▸ **WHAT THE TASK REQUIRES**
Give the records back exactly as written, but without the images.

▸ **RAW DATA**
□ □ □ □ □ □ □

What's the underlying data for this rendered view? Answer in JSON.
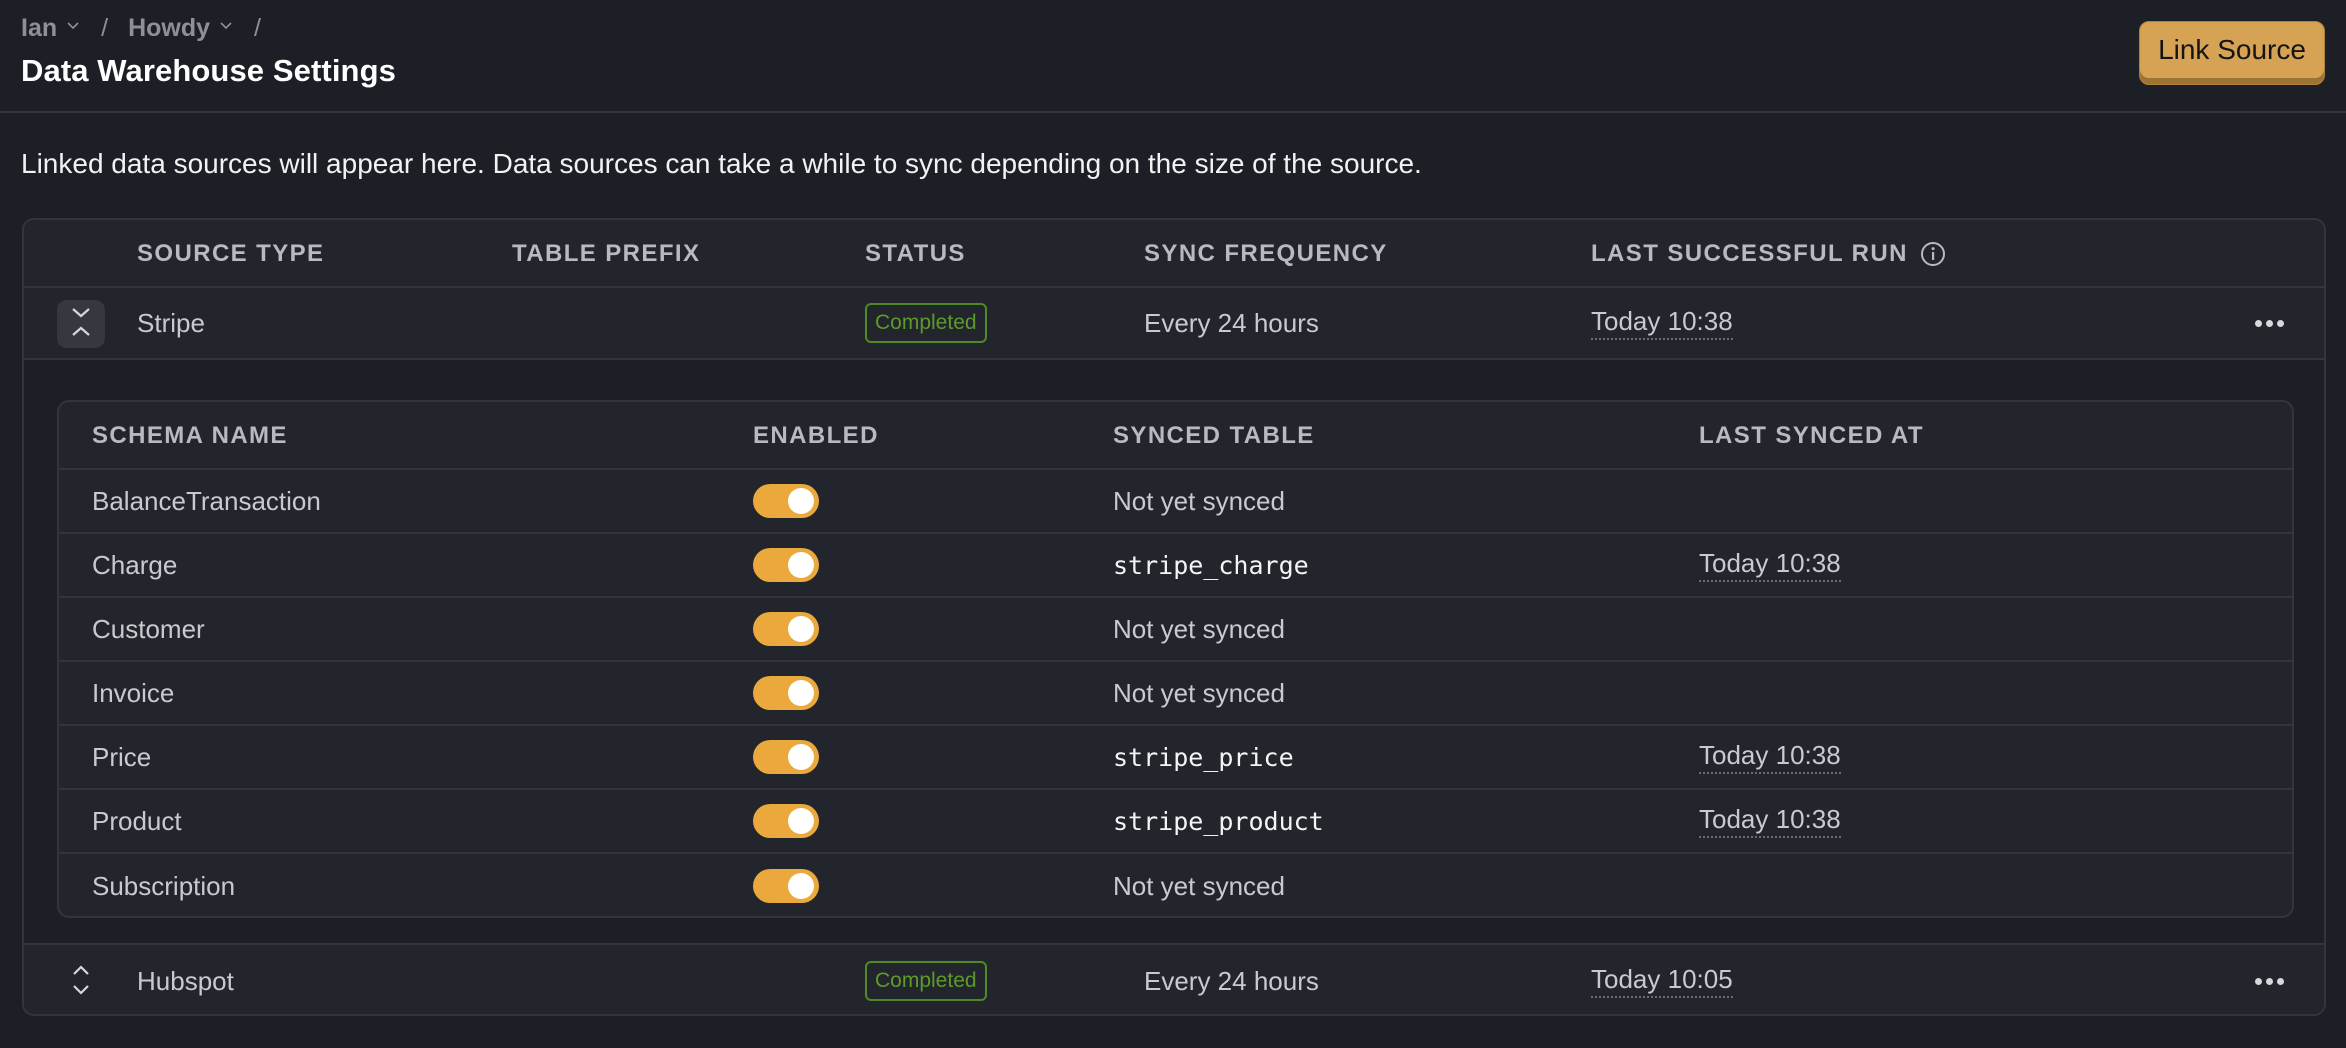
{
  "breadcrumb": [
    {
      "label": "Ian",
      "has_dropdown": true
    },
    {
      "label": "Howdy",
      "has_dropdown": true
    }
  ],
  "breadcrumb_separator": "/",
  "page_title": "Data Warehouse Settings",
  "link_source_label": "Link Source",
  "description": "Linked data sources will appear here. Data sources can take a while to sync depending on the size of the source.",
  "colors": {
    "accent": "#d6a254",
    "toggle_on": "#eba93d",
    "status_completed": "#5c9a2b",
    "background": "#1d1f27",
    "surface": "#23252c"
  },
  "sources_table": {
    "columns": [
      "SOURCE TYPE",
      "TABLE PREFIX",
      "STATUS",
      "SYNC FREQUENCY",
      "LAST SUCCESSFUL RUN"
    ],
    "info_icon": "info-icon",
    "rows": [
      {
        "source_type": "Stripe",
        "table_prefix": "",
        "status": "Completed",
        "sync_frequency": "Every 24 hours",
        "last_successful_run": "Today 10:38",
        "expanded": true,
        "schemas": {
          "columns": [
            "SCHEMA NAME",
            "ENABLED",
            "SYNCED TABLE",
            "LAST SYNCED AT"
          ],
          "rows": [
            {
              "name": "BalanceTransaction",
              "enabled": true,
              "synced_table": "Not yet synced",
              "synced_table_is_code": false,
              "last_synced_at": ""
            },
            {
              "name": "Charge",
              "enabled": true,
              "synced_table": "stripe_charge",
              "synced_table_is_code": true,
              "last_synced_at": "Today 10:38"
            },
            {
              "name": "Customer",
              "enabled": true,
              "synced_table": "Not yet synced",
              "synced_table_is_code": false,
              "last_synced_at": ""
            },
            {
              "name": "Invoice",
              "enabled": true,
              "synced_table": "Not yet synced",
              "synced_table_is_code": false,
              "last_synced_at": ""
            },
            {
              "name": "Price",
              "enabled": true,
              "synced_table": "stripe_price",
              "synced_table_is_code": true,
              "last_synced_at": "Today 10:38"
            },
            {
              "name": "Product",
              "enabled": true,
              "synced_table": "stripe_product",
              "synced_table_is_code": true,
              "last_synced_at": "Today 10:38"
            },
            {
              "name": "Subscription",
              "enabled": true,
              "synced_table": "Not yet synced",
              "synced_table_is_code": false,
              "last_synced_at": ""
            }
          ]
        }
      },
      {
        "source_type": "Hubspot",
        "table_prefix": "",
        "status": "Completed",
        "sync_frequency": "Every 24 hours",
        "last_successful_run": "Today 10:05",
        "expanded": false
      }
    ]
  }
}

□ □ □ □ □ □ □

▸ **SOLUTION FOR THIS PROBLEM**
What's the underlying data for this rendered view? Answer in JSON.
{
  "breadcrumb": [
    {
      "label": "Ian",
      "has_dropdown": true
    },
    {
      "label": "Howdy",
      "has_dropdown": true
    }
  ],
  "breadcrumb_separator": "/",
  "page_title": "Data Warehouse Settings",
  "link_source_label": "Link Source",
  "description": "Linked data sources will appear here. Data sources can take a while to sync depending on the size of the source.",
  "colors": {
    "accent": "#d6a254",
    "toggle_on": "#eba93d",
    "status_completed": "#5c9a2b",
    "background": "#1d1f27",
    "surface": "#23252c"
  },
  "sources_table": {
    "columns": [
      "SOURCE TYPE",
      "TABLE PREFIX",
      "STATUS",
      "SYNC FREQUENCY",
      "LAST SUCCESSFUL RUN"
    ],
    "info_icon": "info-icon",
    "rows": [
      {
        "source_type": "Stripe",
        "table_prefix": "",
        "status": "Completed",
        "sync_frequency": "Every 24 hours",
        "last_successful_run": "Today 10:38",
        "expanded": true,
        "schemas": {
          "columns": [
            "SCHEMA NAME",
            "ENABLED",
            "SYNCED TABLE",
            "LAST SYNCED AT"
          ],
          "rows": [
            {
              "name": "BalanceTransaction",
              "enabled": true,
              "synced_table": "Not yet synced",
              "synced_table_is_code": false,
              "last_synced_at": ""
            },
            {
              "name": "Charge",
              "enabled": true,
              "synced_table": "stripe_charge",
              "synced_table_is_code": true,
              "last_synced_at": "Today 10:38"
            },
            {
              "name": "Customer",
              "enabled": true,
              "synced_table": "Not yet synced",
              "synced_table_is_code": false,
              "last_synced_at": ""
            },
            {
              "name": "Invoice",
              "enabled": true,
              "synced_table": "Not yet synced",
              "synced_table_is_code": false,
              "last_synced_at": ""
            },
            {
              "name": "Price",
              "enabled": true,
              "synced_table": "stripe_price",
              "synced_table_is_code": true,
              "last_synced_at": "Today 10:38"
            },
            {
              "name": "Product",
              "enabled": true,
              "synced_table": "stripe_product",
              "synced_table_is_code": true,
              "last_synced_at": "Today 10:38"
            },
            {
              "name": "Subscription",
              "enabled": true,
              "synced_table": "Not yet synced",
              "synced_table_is_code": false,
              "last_synced_at": ""
            }
          ]
        }
      },
      {
        "source_type": "Hubspot",
        "table_prefix": "",
        "status": "Completed",
        "sync_frequency": "Every 24 hours",
        "last_successful_run": "Today 10:05",
        "expanded": false
      }
    ]
  }
}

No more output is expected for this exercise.